━━ PROVIDED RECORDS

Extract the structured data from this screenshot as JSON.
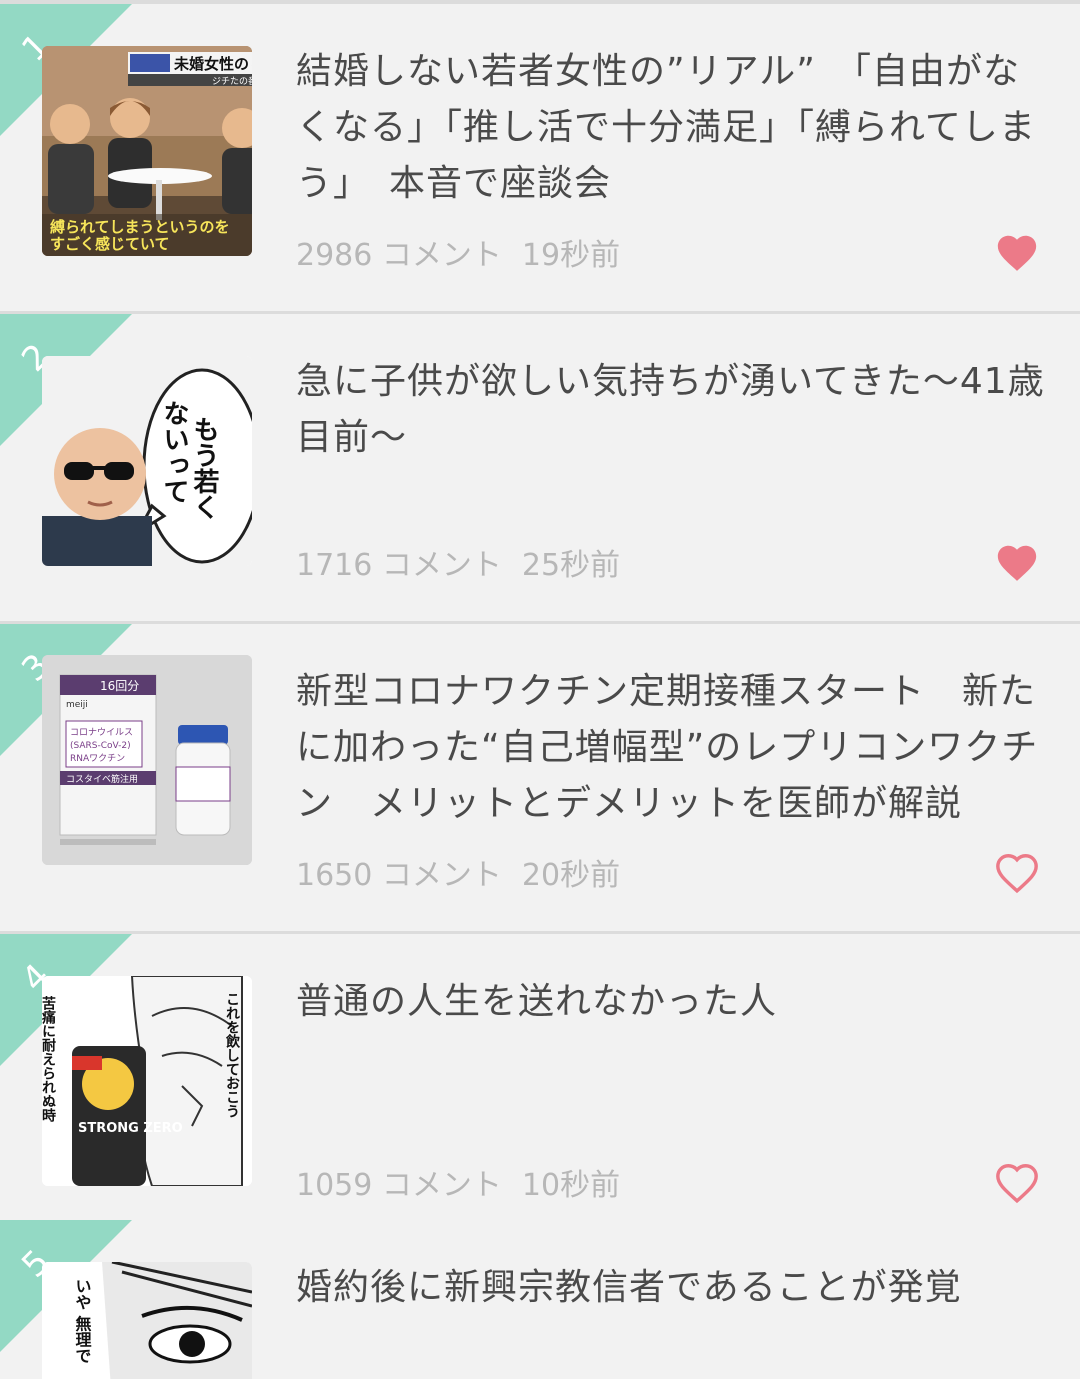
{
  "colors": {
    "ribbon": "#93d9c4",
    "heart": "#ec7a88",
    "meta_text": "#b7b7b7",
    "title_text": "#4a4a4a"
  },
  "items": [
    {
      "rank": "1",
      "title": "結婚しない若者女性の”リアル”　「自由がなくなる」「推し活で十分満足」「縛られてしまう」　本音で座談会",
      "comments": "2986 コメント",
      "time": "19秒前",
      "liked": true,
      "thumb_icon": "tv-roundtable-image",
      "thumb_text": {
        "banner": "未婚女性のリ",
        "sub": "ジチたの番",
        "caption_line1": "縛られてしまうというのを",
        "caption_line2": "すごく感じていて"
      }
    },
    {
      "rank": "2",
      "title": "急に子供が欲しい気持ちが湧いてきた〜41歳目前〜",
      "comments": "1716 コメント",
      "time": "25秒前",
      "liked": true,
      "thumb_icon": "baby-sunglasses-image",
      "thumb_text": {
        "bubble_line1": "もう若く",
        "bubble_line2": "ないって"
      }
    },
    {
      "rank": "3",
      "title": "新型コロナワクチン定期接種スタート　新たに加わった“自己増幅型”のレプリコンワクチン　メリットとデメリットを医師が解説",
      "comments": "1650 コメント",
      "time": "20秒前",
      "liked": false,
      "thumb_icon": "vaccine-box-image",
      "thumb_text": {
        "box_top": "16回分",
        "box_name1": "コロナウイルス",
        "box_name2": "(SARS-CoV-2)",
        "box_name3": "RNAワクチン",
        "box_brand": "コスタイベ筋注用",
        "brand": "meiji"
      }
    },
    {
      "rank": "4",
      "title": "普通の人生を送れなかった人",
      "comments": "1059 コメント",
      "time": "10秒前",
      "liked": false,
      "thumb_icon": "manga-strong-zero-image",
      "thumb_text": {
        "left": "苦痛に耐えられぬ時",
        "right": "これを飲しておこう",
        "can": "STRONG ZERO"
      }
    },
    {
      "rank": "5",
      "title": "婚約後に新興宗教信者であることが発覚",
      "comments": "",
      "time": "",
      "liked": false,
      "thumb_icon": "manga-face-image",
      "thumb_text": {
        "speech": "いや 無理で"
      }
    }
  ]
}
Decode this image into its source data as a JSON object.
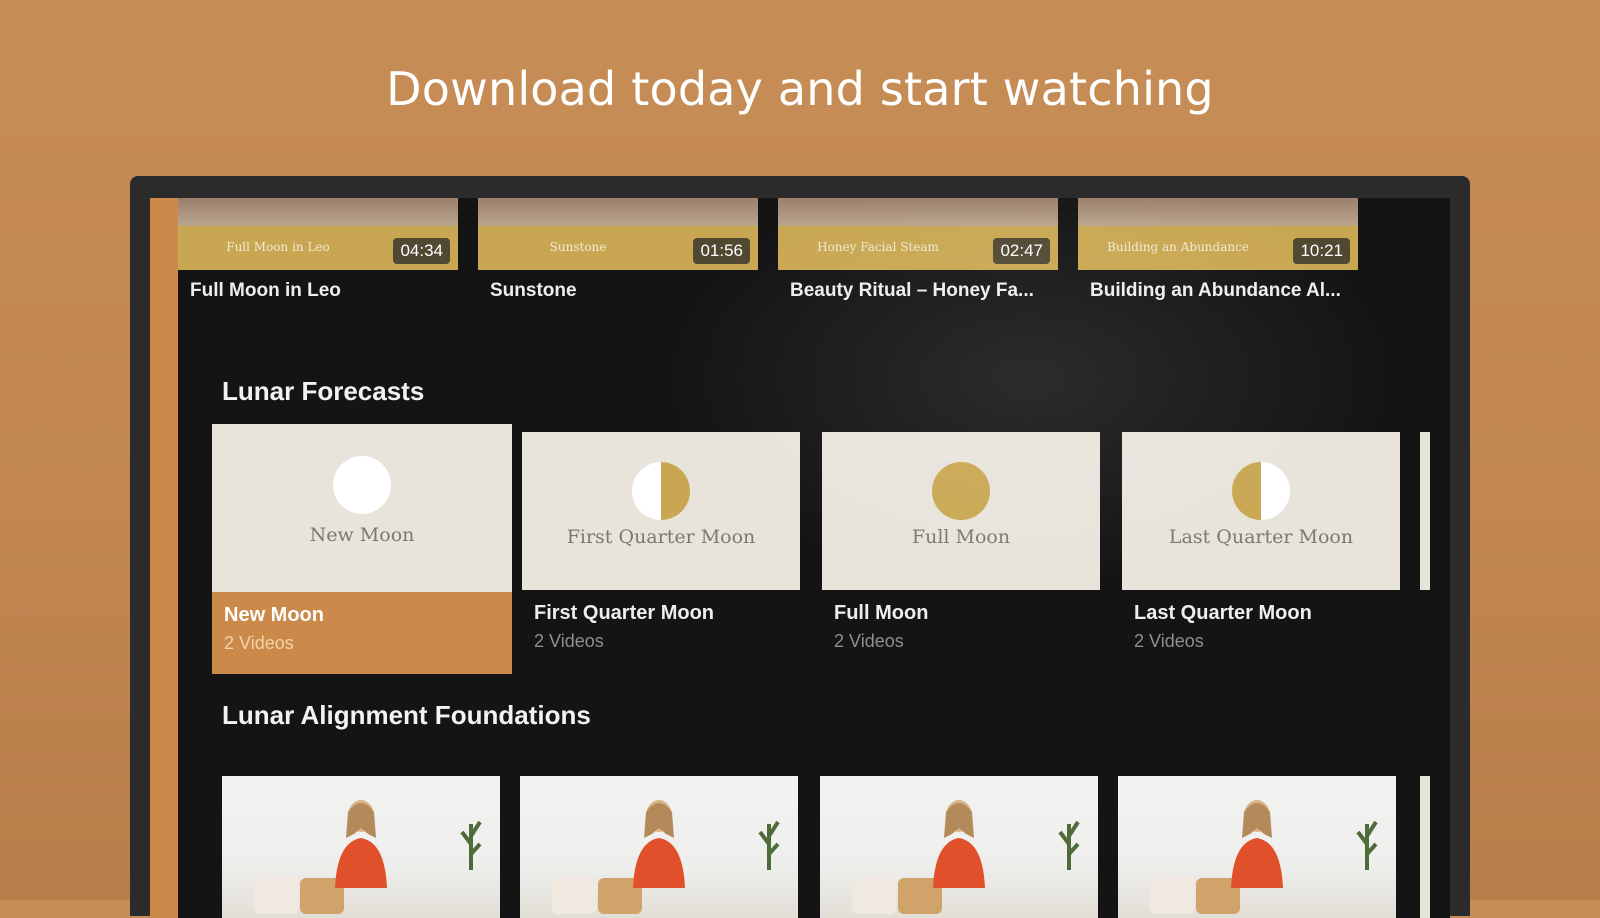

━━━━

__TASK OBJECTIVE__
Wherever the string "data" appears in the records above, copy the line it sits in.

__RESPONSE AREA__
Extract the structured data from this screenshot as JSON.
Decode this image into its source data as a JSON object.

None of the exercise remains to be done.